_ACTION ITEM_
Only the lines from the line containing "Output a JSON" to the end of the entries should be repeated, exactly as they appear.

Interface dataset entries:
#####

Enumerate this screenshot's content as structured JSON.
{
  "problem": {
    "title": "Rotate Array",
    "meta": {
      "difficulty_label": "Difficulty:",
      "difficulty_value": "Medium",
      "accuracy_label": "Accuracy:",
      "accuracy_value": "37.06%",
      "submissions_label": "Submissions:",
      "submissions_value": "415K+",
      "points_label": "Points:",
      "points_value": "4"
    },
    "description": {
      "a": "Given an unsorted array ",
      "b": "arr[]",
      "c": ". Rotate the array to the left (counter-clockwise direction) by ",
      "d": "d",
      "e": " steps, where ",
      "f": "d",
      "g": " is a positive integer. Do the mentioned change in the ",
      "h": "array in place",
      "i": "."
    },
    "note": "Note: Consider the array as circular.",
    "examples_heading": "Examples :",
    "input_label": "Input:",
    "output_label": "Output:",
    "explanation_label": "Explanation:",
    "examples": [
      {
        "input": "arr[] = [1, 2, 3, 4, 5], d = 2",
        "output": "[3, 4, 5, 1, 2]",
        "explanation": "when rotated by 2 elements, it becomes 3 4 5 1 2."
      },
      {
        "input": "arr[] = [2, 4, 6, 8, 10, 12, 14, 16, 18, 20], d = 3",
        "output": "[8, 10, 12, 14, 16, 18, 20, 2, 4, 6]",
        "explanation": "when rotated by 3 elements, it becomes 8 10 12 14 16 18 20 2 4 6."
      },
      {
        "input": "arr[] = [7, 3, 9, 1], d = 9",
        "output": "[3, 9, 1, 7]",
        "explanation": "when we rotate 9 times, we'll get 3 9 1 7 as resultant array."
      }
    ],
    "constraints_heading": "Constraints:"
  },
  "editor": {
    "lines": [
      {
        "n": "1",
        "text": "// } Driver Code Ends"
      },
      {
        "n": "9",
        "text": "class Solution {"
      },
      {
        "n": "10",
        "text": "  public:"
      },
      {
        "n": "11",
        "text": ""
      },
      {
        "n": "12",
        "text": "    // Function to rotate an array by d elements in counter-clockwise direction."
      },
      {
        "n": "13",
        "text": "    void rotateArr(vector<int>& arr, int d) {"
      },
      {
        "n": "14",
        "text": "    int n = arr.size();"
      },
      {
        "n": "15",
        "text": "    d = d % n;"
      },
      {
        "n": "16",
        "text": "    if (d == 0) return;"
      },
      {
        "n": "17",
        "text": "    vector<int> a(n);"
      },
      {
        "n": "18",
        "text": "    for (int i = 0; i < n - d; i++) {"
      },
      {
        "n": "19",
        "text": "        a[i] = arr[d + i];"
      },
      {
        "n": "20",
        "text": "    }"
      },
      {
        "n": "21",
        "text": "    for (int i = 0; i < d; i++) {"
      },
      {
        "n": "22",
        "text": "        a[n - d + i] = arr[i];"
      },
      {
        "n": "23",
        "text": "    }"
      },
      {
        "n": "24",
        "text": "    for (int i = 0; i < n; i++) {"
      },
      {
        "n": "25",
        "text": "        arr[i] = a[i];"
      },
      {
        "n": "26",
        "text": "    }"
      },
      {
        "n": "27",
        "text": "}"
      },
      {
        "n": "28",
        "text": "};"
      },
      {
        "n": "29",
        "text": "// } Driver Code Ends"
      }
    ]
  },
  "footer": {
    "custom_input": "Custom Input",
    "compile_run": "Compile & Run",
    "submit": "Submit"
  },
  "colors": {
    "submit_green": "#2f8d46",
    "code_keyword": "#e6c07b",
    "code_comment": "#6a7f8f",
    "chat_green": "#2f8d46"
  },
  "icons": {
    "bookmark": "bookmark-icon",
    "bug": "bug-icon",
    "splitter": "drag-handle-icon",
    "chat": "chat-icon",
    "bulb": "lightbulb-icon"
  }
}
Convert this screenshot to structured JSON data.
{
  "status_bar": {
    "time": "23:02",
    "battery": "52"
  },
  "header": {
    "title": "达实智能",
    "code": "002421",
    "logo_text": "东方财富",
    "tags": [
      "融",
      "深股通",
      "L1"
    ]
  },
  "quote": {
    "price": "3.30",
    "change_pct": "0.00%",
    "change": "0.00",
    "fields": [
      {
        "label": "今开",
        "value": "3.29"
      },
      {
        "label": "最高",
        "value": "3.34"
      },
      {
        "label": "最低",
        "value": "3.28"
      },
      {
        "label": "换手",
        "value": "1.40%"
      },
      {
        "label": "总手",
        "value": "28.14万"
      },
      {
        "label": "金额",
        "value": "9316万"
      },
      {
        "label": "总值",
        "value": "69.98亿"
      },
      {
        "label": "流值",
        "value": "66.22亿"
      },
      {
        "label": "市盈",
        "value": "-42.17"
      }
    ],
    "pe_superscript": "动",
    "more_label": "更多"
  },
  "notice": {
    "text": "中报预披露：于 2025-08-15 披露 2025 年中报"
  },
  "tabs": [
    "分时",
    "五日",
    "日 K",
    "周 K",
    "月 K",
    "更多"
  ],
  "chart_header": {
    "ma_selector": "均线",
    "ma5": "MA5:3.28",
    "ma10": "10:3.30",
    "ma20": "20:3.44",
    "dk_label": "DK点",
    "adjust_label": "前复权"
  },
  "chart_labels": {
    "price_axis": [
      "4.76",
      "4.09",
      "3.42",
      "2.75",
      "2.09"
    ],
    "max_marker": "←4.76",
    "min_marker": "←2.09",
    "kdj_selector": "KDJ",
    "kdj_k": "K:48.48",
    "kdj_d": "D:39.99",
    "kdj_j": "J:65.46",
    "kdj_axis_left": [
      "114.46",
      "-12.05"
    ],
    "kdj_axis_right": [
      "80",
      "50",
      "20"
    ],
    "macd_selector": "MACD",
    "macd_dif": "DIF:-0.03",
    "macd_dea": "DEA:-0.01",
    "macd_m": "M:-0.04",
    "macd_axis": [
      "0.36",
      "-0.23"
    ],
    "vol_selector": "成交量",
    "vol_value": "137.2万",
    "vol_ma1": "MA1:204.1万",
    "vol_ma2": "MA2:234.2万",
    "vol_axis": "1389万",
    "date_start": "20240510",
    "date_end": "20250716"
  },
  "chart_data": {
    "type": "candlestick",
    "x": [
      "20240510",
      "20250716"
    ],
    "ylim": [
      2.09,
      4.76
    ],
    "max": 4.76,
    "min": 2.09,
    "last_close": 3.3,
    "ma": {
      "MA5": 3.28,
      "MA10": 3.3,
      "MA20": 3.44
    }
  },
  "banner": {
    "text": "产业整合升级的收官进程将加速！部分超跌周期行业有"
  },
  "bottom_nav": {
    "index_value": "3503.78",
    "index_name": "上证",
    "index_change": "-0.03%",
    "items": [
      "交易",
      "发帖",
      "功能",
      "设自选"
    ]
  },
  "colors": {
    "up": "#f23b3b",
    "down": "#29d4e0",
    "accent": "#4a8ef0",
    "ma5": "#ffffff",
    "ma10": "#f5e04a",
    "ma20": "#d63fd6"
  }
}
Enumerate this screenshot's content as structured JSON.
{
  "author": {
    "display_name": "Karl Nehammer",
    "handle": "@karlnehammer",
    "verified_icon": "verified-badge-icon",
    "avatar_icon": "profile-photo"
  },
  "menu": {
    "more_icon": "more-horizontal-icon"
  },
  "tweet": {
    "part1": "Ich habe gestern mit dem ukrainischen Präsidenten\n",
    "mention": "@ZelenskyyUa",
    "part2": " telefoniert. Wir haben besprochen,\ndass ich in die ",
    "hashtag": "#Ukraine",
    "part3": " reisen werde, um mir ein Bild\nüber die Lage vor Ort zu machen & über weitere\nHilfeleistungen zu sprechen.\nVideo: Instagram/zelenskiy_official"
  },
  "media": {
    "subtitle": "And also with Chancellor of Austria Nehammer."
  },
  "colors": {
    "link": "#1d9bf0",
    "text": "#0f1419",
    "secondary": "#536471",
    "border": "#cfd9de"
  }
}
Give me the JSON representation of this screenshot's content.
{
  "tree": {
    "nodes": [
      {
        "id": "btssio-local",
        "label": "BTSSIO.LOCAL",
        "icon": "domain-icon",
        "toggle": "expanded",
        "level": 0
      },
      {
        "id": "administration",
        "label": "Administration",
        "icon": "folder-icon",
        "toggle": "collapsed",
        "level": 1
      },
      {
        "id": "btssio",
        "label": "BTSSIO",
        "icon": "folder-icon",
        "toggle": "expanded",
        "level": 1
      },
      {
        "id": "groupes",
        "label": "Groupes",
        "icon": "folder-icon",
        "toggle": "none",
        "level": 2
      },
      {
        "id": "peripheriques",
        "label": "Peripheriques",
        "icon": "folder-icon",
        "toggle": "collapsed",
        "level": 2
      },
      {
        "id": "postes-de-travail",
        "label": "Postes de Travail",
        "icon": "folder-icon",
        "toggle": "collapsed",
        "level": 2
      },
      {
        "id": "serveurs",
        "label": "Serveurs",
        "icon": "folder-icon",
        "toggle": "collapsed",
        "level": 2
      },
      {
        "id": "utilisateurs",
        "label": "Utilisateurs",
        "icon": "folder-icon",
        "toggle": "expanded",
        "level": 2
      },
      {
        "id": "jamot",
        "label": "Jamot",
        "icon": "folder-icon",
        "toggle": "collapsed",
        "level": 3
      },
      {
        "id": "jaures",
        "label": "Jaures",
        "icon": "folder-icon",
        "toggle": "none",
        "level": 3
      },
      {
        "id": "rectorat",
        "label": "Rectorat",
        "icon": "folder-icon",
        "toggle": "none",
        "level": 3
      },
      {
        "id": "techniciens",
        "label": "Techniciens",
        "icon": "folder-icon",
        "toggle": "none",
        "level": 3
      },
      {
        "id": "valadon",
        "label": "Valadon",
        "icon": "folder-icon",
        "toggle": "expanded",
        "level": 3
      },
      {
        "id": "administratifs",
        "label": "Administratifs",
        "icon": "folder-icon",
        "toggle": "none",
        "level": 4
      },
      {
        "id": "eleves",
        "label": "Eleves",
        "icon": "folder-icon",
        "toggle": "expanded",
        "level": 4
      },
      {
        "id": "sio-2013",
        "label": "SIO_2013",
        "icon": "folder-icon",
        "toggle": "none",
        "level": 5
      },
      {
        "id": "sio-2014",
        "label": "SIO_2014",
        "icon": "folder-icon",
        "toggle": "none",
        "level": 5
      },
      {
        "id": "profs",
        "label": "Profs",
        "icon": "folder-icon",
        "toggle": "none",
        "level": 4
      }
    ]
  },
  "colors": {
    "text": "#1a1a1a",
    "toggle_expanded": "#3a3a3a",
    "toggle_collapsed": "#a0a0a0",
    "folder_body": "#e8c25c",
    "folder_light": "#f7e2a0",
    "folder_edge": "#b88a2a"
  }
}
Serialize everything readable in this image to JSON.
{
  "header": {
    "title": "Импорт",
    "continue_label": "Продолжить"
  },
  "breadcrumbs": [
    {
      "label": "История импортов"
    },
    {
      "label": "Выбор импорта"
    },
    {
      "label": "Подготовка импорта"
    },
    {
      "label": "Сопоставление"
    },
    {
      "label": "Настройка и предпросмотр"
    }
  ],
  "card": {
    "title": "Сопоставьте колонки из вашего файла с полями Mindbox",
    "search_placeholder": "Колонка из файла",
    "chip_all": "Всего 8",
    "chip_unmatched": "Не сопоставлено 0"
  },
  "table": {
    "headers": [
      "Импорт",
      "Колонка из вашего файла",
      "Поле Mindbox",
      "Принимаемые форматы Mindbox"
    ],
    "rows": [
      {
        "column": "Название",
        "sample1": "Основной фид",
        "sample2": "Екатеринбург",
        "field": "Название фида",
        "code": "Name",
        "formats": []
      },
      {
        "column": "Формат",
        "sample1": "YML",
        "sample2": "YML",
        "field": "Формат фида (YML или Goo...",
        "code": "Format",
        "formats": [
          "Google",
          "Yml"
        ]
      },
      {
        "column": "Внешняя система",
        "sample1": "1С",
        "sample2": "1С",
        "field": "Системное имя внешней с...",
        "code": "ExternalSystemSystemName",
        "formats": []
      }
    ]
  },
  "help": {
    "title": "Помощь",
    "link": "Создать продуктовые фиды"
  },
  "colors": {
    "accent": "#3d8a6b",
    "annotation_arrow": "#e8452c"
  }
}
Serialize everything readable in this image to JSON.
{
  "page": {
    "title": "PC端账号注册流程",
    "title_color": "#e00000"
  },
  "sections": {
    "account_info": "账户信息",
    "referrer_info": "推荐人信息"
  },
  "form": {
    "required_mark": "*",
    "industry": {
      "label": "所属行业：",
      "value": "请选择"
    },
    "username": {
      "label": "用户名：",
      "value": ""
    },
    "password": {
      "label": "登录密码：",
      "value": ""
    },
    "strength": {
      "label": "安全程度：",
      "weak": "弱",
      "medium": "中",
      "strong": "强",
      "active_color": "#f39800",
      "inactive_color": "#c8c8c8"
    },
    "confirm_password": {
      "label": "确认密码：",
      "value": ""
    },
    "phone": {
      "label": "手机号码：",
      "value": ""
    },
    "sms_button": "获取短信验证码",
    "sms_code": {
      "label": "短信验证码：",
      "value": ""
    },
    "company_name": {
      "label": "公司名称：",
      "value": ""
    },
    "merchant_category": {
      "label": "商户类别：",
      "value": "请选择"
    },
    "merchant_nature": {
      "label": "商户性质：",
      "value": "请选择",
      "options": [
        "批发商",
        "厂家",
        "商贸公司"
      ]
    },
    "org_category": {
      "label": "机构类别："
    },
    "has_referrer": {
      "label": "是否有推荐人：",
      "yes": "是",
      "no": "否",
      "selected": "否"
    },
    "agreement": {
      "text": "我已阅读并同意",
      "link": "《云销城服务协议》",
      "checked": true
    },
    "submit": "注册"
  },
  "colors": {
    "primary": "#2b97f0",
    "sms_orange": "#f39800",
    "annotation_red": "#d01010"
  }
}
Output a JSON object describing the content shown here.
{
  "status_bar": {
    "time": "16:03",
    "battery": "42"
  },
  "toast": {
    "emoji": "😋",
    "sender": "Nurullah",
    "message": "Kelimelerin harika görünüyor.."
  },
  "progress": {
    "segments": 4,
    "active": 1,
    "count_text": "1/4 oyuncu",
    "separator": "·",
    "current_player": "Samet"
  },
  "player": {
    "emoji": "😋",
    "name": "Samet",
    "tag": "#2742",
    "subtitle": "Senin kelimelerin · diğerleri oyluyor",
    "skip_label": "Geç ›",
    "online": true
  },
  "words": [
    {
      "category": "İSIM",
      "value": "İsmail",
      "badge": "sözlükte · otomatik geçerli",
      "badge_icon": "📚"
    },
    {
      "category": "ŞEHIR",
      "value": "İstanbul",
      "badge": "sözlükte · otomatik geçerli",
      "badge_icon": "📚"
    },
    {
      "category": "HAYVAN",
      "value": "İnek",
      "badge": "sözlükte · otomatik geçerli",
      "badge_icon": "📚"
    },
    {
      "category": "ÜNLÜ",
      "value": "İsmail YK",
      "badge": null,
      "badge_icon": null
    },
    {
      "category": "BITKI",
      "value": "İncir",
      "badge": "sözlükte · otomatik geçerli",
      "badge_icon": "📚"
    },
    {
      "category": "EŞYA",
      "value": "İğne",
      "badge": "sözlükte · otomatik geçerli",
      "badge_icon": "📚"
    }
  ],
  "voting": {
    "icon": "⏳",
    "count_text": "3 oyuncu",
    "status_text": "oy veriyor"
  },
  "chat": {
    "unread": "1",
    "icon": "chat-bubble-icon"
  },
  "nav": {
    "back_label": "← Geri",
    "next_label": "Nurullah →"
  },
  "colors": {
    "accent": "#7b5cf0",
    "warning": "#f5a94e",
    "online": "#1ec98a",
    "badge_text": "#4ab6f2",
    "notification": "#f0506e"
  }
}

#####

_SOLVED PROBLEM_
Output a JSON object describing the content shown here.
{
  "status_bar": {
    "time": "16:03",
    "battery": "42"
  },
  "toast": {
    "emoji": "😋",
    "sender": "Nurullah",
    "message": "Kelimelerin harika görünüyor.."
  },
  "progress": {
    "segments": 4,
    "active": 1,
    "count_text": "1/4 oyuncu",
    "separator": "·",
    "current_player": "Samet"
  },
  "player": {
    "emoji": "😋",
    "name": "Samet",
    "tag": "#2742",
    "subtitle": "Senin kelimelerin · diğerleri oyluyor",
    "skip_label": "Geç ›",
    "online": true
  },
  "words": [
    {
      "category": "İSIM",
      "value": "İsmail",
      "badge": "sözlükte · otomatik geçerli",
      "badge_icon": "📚"
    },
    {
      "category": "ŞEHIR",
      "value": "İstanbul",
      "badge": "sözlükte · otomatik geçerli",
      "badge_icon": "📚"
    },
    {
      "category": "HAYVAN",
      "value": "İnek",
      "badge": "sözlükte · otomatik geçerli",
      "badge_icon": "📚"
    },
    {
      "category": "ÜNLÜ",
      "value": "İsmail YK",
      "badge": null,
      "badge_icon": null
    },
    {
      "category": "BITKI",
      "value": "İncir",
      "badge": "sözlükte · otomatik geçerli",
      "badge_icon": "📚"
    },
    {
      "category": "EŞYA",
      "value": "İğne",
      "badge": "sözlükte · otomatik geçerli",
      "badge_icon": "📚"
    }
  ],
  "voting": {
    "icon": "⏳",
    "count_text": "3 oyuncu",
    "status_text": "oy veriyor"
  },
  "chat": {
    "unread": "1",
    "icon": "chat-bubble-icon"
  },
  "nav": {
    "back_label": "← Geri",
    "next_label": "Nurullah →"
  },
  "colors": {
    "accent": "#7b5cf0",
    "warning": "#f5a94e",
    "online": "#1ec98a",
    "badge_text": "#4ab6f2",
    "notification": "#f0506e"
  }
}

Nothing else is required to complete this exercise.